Great women of our time
It’s a better world because of those who are willing to go above and beyond their call of duty to make a difference. Three women were recently honoured by the Women’s Weekly magazine as Great Women of Our Time for their outstanding achievements and their
Preventing and treating cancer
Dr Christina Ng
Consultant oncologist Dr Christina ng started health nGo, Empowered, to educate underresourced communities on cancer, in 2009.
Empowered raises awareness and knowledge on cancer and treatment options, and provides screening and treatment.
“through my practice at a public hospital early in my career, I witnessed how wrong medical decisions made by patients, particularly those from low-income households, resulted in premature death. Many under-resourced communities don’t have access to information, treatment and emotional support in dealing with cancer and I wanted to provide a structured cancer support programme for these communities,” says Dr ng, who graduated from the university of Melbourne in australia.
Empowered, she says, hopes to save lives through early detection of cancer. as colorectal cancer is currently the most common type of cancer affecting men and the second most common cancer affecting women in Malaysia, much of Empowered’s focus is on colorectal cancer.
“Risk awareness and proactive screening in Malaysia remain a challenge. our solution is to first raise awareness about the disease and also the importance of a healthy diet and active lifestyle. secondly, we conduct screening workshops and intervention programmes,” she explains.
to make sure they reach the communities they are targeting, Empowered brings their workshops literally to the doorsteps of the people who need their services most.

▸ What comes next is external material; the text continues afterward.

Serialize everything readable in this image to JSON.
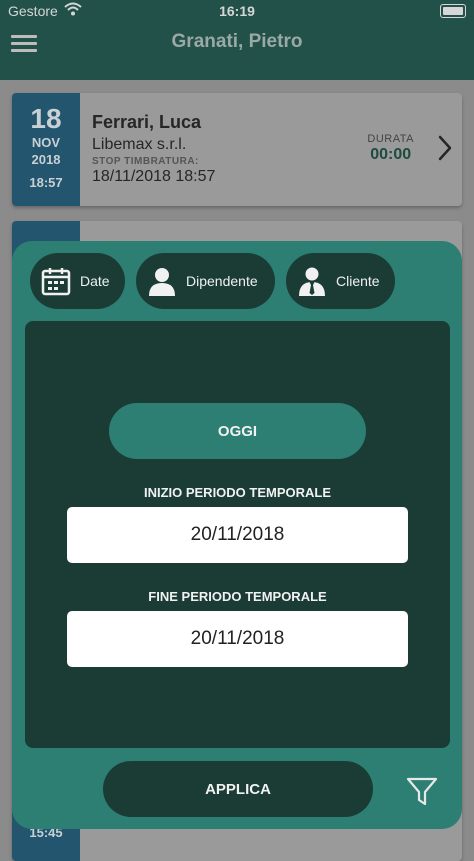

“We work with community leaders not only to ensure the social and cultural values of each community are incorporated into our programmes, but also to get them to play a key role in the programmes. We literally knock on doors to disseminate information and encourage residents to participate in our screening programmes,” she says.
In under-resourced communities, Dr ng points out, health is often a lesser priority.
“For these communi- ties, survival is their priority. Many hold several jobs just to make ends meet. they may not be so willing to spend time screening for cancer. But by bringing it to their doorsteps, we are able to make our services more accessible and increase our reach,” she says.
ng’s persistence has paid off. Empowered sees better response to the screening kits handed out to communities, from a 66% return rate in 2010 to 85% in 2012.
“We collaborate with a team of doctors in government hospitals to ensure medical tests for those who have been diagnosed. all costs are borne by Empowered and we make arrangements to pick the patients up from their homes for their subsequent appointments. We also give them moral and emotional support, which is an important part of cancer treatment,” she says.
so far, Empowered has reached 50,000 urban poor Malaysians in the Klang Valley, beginning with their pilot programme in sentul in 2010.
setting up Empowered was definitely a challenge, admits Dr ng, who had no prior experience setting up an nGo, let alone running one.
“thankfully I had a lot of help and support from my family, friends and colleagues. It has been a learning experience. It still is, but I think we have developed effective strategies to help us overcome challenges and achieve our goals.
“When I see the expressions on the faces of the people we serve and hear their gratitude, it is easy to forget the challenges we faced in fulfilling our mission. My goal is to run more programmes, especially in rural areas and also to target other prevalent cancers,” she says.
consultant oncologist dr christina Ng started empowered to give the poor access to cancer education and treatment.